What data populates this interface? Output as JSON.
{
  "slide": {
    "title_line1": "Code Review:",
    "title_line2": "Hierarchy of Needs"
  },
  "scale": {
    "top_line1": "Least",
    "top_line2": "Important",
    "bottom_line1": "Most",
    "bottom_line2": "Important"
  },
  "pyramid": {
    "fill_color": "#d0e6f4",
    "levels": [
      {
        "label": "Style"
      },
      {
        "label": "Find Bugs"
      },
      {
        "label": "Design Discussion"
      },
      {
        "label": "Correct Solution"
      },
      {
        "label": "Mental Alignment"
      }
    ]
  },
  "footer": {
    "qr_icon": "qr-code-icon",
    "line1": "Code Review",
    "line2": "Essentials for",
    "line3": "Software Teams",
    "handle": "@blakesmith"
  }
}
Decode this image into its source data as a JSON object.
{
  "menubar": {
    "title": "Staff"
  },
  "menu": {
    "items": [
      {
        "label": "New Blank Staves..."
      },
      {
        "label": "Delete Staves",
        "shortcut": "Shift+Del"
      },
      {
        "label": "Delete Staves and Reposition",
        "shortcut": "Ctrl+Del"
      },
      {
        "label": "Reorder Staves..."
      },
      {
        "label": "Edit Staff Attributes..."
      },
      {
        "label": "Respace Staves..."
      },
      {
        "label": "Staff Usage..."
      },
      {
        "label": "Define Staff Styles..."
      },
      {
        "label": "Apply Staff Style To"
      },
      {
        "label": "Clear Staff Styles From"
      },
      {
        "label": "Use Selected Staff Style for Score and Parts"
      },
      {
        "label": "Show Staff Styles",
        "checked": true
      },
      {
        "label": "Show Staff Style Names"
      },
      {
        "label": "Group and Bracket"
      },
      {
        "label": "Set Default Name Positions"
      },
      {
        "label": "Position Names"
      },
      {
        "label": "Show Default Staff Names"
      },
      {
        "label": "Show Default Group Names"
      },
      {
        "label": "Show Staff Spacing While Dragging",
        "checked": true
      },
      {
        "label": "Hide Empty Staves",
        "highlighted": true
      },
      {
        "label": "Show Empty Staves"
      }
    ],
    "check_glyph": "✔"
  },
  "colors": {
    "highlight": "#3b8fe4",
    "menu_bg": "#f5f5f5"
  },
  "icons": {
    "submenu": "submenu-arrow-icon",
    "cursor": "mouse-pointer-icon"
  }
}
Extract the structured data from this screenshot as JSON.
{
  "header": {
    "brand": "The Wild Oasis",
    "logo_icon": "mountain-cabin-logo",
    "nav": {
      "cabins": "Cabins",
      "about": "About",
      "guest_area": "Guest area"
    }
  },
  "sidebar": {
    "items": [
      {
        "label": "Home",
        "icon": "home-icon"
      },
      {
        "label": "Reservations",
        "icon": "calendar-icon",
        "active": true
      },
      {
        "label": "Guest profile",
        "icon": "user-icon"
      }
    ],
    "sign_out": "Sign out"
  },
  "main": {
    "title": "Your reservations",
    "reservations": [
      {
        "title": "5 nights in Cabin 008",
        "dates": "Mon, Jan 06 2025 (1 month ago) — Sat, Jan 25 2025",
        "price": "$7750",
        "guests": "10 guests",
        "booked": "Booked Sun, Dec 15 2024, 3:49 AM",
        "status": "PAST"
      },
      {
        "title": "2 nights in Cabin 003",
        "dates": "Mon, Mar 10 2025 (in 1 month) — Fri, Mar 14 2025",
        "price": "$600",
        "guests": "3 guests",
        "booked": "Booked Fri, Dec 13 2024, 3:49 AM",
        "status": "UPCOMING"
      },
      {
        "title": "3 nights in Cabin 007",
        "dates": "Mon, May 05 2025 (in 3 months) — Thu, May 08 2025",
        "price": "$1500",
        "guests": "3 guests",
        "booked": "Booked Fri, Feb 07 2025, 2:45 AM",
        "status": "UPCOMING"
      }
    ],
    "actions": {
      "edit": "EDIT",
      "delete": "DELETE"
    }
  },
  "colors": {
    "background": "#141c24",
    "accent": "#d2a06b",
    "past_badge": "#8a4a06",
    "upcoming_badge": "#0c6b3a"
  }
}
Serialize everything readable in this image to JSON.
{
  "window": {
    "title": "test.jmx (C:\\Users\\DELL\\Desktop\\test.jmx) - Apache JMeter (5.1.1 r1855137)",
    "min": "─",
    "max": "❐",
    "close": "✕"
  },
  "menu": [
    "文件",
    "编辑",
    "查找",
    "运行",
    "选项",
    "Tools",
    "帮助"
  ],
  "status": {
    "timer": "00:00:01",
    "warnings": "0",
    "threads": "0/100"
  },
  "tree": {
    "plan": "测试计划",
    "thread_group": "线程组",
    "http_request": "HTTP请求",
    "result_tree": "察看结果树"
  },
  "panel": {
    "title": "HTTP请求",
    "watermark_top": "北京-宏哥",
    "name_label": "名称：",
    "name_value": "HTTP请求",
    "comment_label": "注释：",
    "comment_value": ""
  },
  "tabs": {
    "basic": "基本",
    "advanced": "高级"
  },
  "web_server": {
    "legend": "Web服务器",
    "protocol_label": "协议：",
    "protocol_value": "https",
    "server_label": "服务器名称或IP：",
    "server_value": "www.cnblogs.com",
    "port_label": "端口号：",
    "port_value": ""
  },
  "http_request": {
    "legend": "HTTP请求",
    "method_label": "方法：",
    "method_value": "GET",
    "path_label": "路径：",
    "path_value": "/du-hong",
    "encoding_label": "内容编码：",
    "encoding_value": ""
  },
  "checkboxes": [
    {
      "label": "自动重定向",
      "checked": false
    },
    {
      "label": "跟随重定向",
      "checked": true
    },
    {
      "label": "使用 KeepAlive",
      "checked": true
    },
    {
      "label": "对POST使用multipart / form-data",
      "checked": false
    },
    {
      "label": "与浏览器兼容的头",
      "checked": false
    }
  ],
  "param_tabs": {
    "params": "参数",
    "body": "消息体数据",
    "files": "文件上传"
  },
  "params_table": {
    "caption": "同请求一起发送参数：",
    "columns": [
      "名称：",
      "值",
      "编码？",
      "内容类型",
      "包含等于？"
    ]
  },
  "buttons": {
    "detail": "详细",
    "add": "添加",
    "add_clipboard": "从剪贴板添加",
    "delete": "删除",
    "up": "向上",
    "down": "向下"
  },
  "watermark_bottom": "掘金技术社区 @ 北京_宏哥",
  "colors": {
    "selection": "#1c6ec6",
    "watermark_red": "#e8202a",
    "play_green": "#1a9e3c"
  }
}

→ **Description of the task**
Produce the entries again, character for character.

→ **Answer section**
What data populates this interface? Output as JSON.
{
  "slide": {
    "title_line1": "Code Review:",
    "title_line2": "Hierarchy of Needs"
  },
  "scale": {
    "top_line1": "Least",
    "top_line2": "Important",
    "bottom_line1": "Most",
    "bottom_line2": "Important"
  },
  "pyramid": {
    "fill_color": "#d0e6f4",
    "levels": [
      {
        "label": "Style"
      },
      {
        "label": "Find Bugs"
      },
      {
        "label": "Design Discussion"
      },
      {
        "label": "Correct Solution"
      },
      {
        "label": "Mental Alignment"
      }
    ]
  },
  "footer": {
    "qr_icon": "qr-code-icon",
    "line1": "Code Review",
    "line2": "Essentials for",
    "line3": "Software Teams",
    "handle": "@blakesmith"
  }
}
Decode this image into its source data as a JSON object.
{
  "menubar": {
    "title": "Staff"
  },
  "menu": {
    "items": [
      {
        "label": "New Blank Staves..."
      },
      {
        "label": "Delete Staves",
        "shortcut": "Shift+Del"
      },
      {
        "label": "Delete Staves and Reposition",
        "shortcut": "Ctrl+Del"
      },
      {
        "label": "Reorder Staves..."
      },
      {
        "label": "Edit Staff Attributes..."
      },
      {
        "label": "Respace Staves..."
      },
      {
        "label": "Staff Usage..."
      },
      {
        "label": "Define Staff Styles..."
      },
      {
        "label": "Apply Staff Style To"
      },
      {
        "label": "Clear Staff Styles From"
      },
      {
        "label": "Use Selected Staff Style for Score and Parts"
      },
      {
        "label": "Show Staff Styles",
        "checked": true
      },
      {
        "label": "Show Staff Style Names"
      },
      {
        "label": "Group and Bracket"
      },
      {
        "label": "Set Default Name Positions"
      },
      {
        "label": "Position Names"
      },
      {
        "label": "Show Default Staff Names"
      },
      {
        "label": "Show Default Group Names"
      },
      {
        "label": "Show Staff Spacing While Dragging",
        "checked": true
      },
      {
        "label": "Hide Empty Staves",
        "highlighted": true
      },
      {
        "label": "Show Empty Staves"
      }
    ],
    "check_glyph": "✔"
  },
  "colors": {
    "highlight": "#3b8fe4",
    "menu_bg": "#f5f5f5"
  },
  "icons": {
    "submenu": "submenu-arrow-icon",
    "cursor": "mouse-pointer-icon"
  }
}
Extract the structured data from this screenshot as JSON.
{
  "header": {
    "brand": "The Wild Oasis",
    "logo_icon": "mountain-cabin-logo",
    "nav": {
      "cabins": "Cabins",
      "about": "About",
      "guest_area": "Guest area"
    }
  },
  "sidebar": {
    "items": [
      {
        "label": "Home",
        "icon": "home-icon"
      },
      {
        "label": "Reservations",
        "icon": "calendar-icon",
        "active": true
      },
      {
        "label": "Guest profile",
        "icon": "user-icon"
      }
    ],
    "sign_out": "Sign out"
  },
  "main": {
    "title": "Your reservations",
    "reservations": [
      {
        "title": "5 nights in Cabin 008",
        "dates": "Mon, Jan 06 2025 (1 month ago) — Sat, Jan 25 2025",
        "price": "$7750",
        "guests": "10 guests",
        "booked": "Booked Sun, Dec 15 2024, 3:49 AM",
        "status": "PAST"
      },
      {
        "title": "2 nights in Cabin 003",
        "dates": "Mon, Mar 10 2025 (in 1 month) — Fri, Mar 14 2025",
        "price": "$600",
        "guests": "3 guests",
        "booked": "Booked Fri, Dec 13 2024, 3:49 AM",
        "status": "UPCOMING"
      },
      {
        "title": "3 nights in Cabin 007",
        "dates": "Mon, May 05 2025 (in 3 months) — Thu, May 08 2025",
        "price": "$1500",
        "guests": "3 guests",
        "booked": "Booked Fri, Feb 07 2025, 2:45 AM",
        "status": "UPCOMING"
      }
    ],
    "actions": {
      "edit": "EDIT",
      "delete": "DELETE"
    }
  },
  "colors": {
    "background": "#141c24",
    "accent": "#d2a06b",
    "past_badge": "#8a4a06",
    "upcoming_badge": "#0c6b3a"
  }
}
Serialize everything readable in this image to JSON.
{
  "window": {
    "title": "test.jmx (C:\\Users\\DELL\\Desktop\\test.jmx) - Apache JMeter (5.1.1 r1855137)",
    "min": "─",
    "max": "❐",
    "close": "✕"
  },
  "menu": [
    "文件",
    "编辑",
    "查找",
    "运行",
    "选项",
    "Tools",
    "帮助"
  ],
  "status": {
    "timer": "00:00:01",
    "warnings": "0",
    "threads": "0/100"
  },
  "tree": {
    "plan": "测试计划",
    "thread_group": "线程组",
    "http_request": "HTTP请求",
    "result_tree": "察看结果树"
  },
  "panel": {
    "title": "HTTP请求",
    "watermark_top": "北京-宏哥",
    "name_label": "名称：",
    "name_value": "HTTP请求",
    "comment_label": "注释：",
    "comment_value": ""
  },
  "tabs": {
    "basic": "基本",
    "advanced": "高级"
  },
  "web_server": {
    "legend": "Web服务器",
    "protocol_label": "协议：",
    "protocol_value": "https",
    "server_label": "服务器名称或IP：",
    "server_value": "www.cnblogs.com",
    "port_label": "端口号：",
    "port_value": ""
  },
  "http_request": {
    "legend": "HTTP请求",
    "method_label": "方法：",
    "method_value": "GET",
    "path_label": "路径：",
    "path_value": "/du-hong",
    "encoding_label": "内容编码：",
    "encoding_value": ""
  },
  "checkboxes": [
    {
      "label": "自动重定向",
      "checked": false
    },
    {
      "label": "跟随重定向",
      "checked": true
    },
    {
      "label": "使用 KeepAlive",
      "checked": true
    },
    {
      "label": "对POST使用multipart / form-data",
      "checked": false
    },
    {
      "label": "与浏览器兼容的头",
      "checked": false
    }
  ],
  "param_tabs": {
    "params": "参数",
    "body": "消息体数据",
    "files": "文件上传"
  },
  "params_table": {
    "caption": "同请求一起发送参数：",
    "columns": [
      "名称：",
      "值",
      "编码？",
      "内容类型",
      "包含等于？"
    ]
  },
  "buttons": {
    "detail": "详细",
    "add": "添加",
    "add_clipboard": "从剪贴板添加",
    "delete": "删除",
    "up": "向上",
    "down": "向下"
  },
  "watermark_bottom": "掘金技术社区 @ 北京_宏哥",
  "colors": {
    "selection": "#1c6ec6",
    "watermark_red": "#e8202a",
    "play_green": "#1a9e3c"
  }
}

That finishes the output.